*Material provided:*

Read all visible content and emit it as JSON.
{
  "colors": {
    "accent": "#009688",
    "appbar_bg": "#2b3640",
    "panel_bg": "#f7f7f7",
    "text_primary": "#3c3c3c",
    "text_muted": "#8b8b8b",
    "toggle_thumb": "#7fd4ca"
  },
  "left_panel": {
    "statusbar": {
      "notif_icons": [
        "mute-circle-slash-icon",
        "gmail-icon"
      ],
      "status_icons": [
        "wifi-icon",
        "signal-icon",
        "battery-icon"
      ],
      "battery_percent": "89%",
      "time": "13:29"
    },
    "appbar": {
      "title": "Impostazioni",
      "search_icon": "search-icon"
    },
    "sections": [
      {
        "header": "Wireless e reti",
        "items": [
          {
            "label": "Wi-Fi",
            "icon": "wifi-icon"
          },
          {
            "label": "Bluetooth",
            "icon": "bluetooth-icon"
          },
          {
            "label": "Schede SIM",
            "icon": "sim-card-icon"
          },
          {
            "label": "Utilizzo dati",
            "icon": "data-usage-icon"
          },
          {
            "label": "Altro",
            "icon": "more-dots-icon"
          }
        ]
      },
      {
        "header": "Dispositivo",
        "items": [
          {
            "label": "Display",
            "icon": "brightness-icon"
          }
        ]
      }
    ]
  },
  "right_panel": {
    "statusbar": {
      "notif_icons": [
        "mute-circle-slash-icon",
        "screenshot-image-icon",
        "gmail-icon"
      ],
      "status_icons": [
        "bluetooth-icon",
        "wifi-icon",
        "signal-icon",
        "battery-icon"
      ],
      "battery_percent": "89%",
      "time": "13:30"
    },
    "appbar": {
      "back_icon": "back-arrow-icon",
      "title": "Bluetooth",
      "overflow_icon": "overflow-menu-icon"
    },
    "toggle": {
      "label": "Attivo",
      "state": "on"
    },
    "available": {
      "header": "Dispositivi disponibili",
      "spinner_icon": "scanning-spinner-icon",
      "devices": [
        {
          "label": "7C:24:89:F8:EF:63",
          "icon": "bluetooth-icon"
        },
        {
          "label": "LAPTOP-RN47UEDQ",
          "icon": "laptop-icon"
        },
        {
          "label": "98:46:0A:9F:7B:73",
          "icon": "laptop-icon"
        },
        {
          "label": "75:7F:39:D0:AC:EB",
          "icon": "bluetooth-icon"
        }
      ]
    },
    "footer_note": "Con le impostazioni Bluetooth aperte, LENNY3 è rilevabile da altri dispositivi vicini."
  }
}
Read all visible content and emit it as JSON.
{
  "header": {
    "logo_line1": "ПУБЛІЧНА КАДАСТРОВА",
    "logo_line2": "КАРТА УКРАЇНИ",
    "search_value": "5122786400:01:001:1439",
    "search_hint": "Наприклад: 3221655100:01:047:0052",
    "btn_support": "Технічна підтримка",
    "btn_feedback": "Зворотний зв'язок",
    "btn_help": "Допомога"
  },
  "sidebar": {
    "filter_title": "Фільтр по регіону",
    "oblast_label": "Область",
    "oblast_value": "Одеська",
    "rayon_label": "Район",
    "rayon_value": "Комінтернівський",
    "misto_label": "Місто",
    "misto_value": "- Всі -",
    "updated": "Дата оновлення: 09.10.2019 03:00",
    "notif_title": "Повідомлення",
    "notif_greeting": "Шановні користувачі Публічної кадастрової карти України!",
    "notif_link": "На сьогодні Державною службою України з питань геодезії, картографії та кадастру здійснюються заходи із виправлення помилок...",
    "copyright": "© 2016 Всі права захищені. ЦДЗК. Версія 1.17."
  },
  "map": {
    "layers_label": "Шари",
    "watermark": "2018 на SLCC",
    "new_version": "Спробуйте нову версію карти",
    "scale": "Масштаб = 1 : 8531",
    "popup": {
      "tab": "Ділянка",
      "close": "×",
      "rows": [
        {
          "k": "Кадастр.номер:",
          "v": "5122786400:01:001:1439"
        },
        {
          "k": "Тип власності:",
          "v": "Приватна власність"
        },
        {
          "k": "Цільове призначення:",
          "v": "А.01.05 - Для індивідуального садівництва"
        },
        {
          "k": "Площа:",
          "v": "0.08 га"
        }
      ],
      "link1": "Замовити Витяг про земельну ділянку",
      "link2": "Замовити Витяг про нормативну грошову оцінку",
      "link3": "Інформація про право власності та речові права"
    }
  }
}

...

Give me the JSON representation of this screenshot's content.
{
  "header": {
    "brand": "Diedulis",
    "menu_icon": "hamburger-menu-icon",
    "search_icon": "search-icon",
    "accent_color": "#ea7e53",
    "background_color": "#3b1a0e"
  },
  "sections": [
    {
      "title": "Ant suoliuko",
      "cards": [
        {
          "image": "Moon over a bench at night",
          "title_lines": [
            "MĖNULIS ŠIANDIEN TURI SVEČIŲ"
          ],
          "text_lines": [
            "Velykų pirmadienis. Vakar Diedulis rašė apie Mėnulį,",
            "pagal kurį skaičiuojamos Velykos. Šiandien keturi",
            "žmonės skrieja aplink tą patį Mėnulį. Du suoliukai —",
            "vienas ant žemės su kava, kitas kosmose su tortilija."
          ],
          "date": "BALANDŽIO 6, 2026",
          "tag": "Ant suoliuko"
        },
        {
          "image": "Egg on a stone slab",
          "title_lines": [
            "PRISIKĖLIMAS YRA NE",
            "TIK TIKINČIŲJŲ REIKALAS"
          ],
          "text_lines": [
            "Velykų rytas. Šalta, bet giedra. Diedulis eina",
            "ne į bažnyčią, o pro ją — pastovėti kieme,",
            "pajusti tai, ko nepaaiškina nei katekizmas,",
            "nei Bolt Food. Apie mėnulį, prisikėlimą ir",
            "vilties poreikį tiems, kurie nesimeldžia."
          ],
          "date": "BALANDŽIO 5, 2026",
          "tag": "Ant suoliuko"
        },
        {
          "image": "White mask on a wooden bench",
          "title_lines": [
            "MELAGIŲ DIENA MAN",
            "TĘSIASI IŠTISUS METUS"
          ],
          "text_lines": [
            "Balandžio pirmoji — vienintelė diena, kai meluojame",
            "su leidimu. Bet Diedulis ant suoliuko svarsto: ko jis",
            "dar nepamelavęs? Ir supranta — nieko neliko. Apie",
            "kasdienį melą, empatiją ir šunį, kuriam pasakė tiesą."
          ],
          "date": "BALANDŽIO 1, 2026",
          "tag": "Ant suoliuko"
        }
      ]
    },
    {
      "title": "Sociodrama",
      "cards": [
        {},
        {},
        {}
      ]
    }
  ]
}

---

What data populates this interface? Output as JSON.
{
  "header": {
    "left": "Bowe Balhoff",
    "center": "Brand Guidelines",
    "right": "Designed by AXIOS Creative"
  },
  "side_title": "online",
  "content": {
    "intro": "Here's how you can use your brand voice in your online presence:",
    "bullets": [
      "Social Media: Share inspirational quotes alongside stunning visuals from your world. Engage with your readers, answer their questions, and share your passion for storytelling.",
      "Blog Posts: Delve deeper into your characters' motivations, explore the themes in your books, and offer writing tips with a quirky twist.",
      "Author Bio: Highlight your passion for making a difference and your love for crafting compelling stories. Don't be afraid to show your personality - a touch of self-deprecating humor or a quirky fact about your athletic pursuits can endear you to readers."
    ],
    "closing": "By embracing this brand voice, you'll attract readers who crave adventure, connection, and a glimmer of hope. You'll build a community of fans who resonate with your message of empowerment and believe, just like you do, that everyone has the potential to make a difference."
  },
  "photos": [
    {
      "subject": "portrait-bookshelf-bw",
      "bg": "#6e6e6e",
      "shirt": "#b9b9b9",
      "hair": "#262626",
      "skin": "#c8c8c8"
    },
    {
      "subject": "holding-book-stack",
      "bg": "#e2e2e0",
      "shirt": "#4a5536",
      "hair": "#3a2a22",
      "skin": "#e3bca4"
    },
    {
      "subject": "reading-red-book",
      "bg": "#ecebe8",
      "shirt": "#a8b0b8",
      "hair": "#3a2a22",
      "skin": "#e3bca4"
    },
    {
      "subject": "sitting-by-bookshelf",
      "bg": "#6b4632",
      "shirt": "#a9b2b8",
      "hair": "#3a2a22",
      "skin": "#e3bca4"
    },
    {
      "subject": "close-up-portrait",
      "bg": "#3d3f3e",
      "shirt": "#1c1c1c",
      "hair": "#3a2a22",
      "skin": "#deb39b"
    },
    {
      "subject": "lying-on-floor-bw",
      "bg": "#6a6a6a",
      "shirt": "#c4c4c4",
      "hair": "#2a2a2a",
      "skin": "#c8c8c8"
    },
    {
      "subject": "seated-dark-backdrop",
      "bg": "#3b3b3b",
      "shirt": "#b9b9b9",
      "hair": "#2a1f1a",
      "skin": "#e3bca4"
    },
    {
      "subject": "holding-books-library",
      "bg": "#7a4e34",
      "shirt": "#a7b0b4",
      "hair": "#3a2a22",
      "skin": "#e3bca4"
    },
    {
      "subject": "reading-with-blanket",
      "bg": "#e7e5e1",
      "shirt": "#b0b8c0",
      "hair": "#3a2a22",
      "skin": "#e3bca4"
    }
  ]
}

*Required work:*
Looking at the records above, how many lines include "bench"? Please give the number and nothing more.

*Your response:*
2